Television can open our eyes to things we’d never experience otherwise – places we’ve never been, cultures we’ve never interacted with, and lifestyles we’ve never lived. But sometimes TV falls short in its delivery of representing subsets of people. And lately, it seems as though lesbians are the “it” group to give the cold shoulder.
The Guardian recently posted an article posing a question to Hollywood and audiences, “Where have all the lesbians gone?”
According to Guardian writer Jacquie Lawrence, there’s a significant imbalance between lesbian characters and gay characters portrayed in primetime. There’s certainly no shortage of homosexual male characters in movies and television. They have an ongoing presence in some of today’s newest and most popular primetime shows such as Brooklyn Nine-Nine, Empire, and How to Get Away with Murder, just to name a few.
Lesbian characters, on the other hand, appear to have more temporary roles. There are a few newer series with long-standing lesbian characters that have proved successful among audiences, such as Orange is the New Black and The Fosters. But more often than not, lesbian characters are fleeting. Lawrence cited several examples, especially in British television, where lesbian characters were introduced, only to have their storylines abandoned or removed from the show completely. Among other programs, this occurred on Call the Midwife and Last Tango in Halifax.
But is this really a new trend in television? Or has it always been this way?
According to a guide to LGBT issues on Adam & Eve, there has been an LGBT presence on television since the National March on Washington for Lesbian and Gay Rights was broadcast in the 1970s. It was the first time that American’s witnessed LGBT action on national television. The exposure opened the door for scripted shows to portray homosexual characters, and Billy Crystal played the first openly gay character on the TV show Soap around the same time.
Perhaps Crystal’s character set a precedent, or maybe Americans are just more accepting of letting gay characters into their living rooms. Either way, reports from GLAAD suggest that gay characters have always been more popular than lesbian characters in primetime. And it doesn’t seem as if that will change anytime soon.
Today, you’d have to scratch your head a bit to think of a long-standing lesbian character in primetime. NBC’s new series One Big Happy features actress Elisha Cuthbert as Lizzy, a lesbian woman who wants to raise a child alongside her childhood friend, Luke. It wouldn’t be wise to get too attached to her character (or the entire show, really), though.
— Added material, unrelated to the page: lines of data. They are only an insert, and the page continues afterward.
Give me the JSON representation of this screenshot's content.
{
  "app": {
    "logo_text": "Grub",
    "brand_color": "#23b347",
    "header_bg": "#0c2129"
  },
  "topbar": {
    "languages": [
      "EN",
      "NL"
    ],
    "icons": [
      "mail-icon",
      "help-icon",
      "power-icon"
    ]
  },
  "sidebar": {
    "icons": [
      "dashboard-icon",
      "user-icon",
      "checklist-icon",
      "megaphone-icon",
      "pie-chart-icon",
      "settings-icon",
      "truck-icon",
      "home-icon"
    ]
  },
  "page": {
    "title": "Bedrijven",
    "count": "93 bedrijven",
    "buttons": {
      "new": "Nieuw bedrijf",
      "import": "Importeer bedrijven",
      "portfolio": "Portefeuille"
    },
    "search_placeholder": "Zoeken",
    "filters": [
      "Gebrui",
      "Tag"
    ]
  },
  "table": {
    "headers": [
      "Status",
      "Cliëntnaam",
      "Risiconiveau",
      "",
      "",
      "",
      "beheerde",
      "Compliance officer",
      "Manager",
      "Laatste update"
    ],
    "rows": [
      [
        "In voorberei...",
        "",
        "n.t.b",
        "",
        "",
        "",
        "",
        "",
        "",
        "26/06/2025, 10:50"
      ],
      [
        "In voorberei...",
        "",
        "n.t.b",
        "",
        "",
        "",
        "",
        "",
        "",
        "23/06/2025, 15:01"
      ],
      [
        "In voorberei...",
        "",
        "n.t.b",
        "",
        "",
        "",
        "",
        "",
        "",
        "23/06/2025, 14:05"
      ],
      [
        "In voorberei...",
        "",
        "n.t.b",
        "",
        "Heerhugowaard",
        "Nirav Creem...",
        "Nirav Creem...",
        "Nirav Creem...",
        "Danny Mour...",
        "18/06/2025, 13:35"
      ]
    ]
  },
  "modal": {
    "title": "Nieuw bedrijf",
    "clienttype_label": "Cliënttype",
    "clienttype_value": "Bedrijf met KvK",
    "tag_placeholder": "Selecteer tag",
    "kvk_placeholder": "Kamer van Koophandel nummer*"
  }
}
According to ratings posted from Deadline, the show’s second episode experienced a 25 percent dip in ratings from its mid-March series premiere.
That being said, there is the chance that the show could rebound. However, in lieu of getting supporters’ hopes up, it appears that we’ll have to wait even longer to add another long-standing lesbian character to the mix. Orange is the New Black can’t carry the weight alone forever.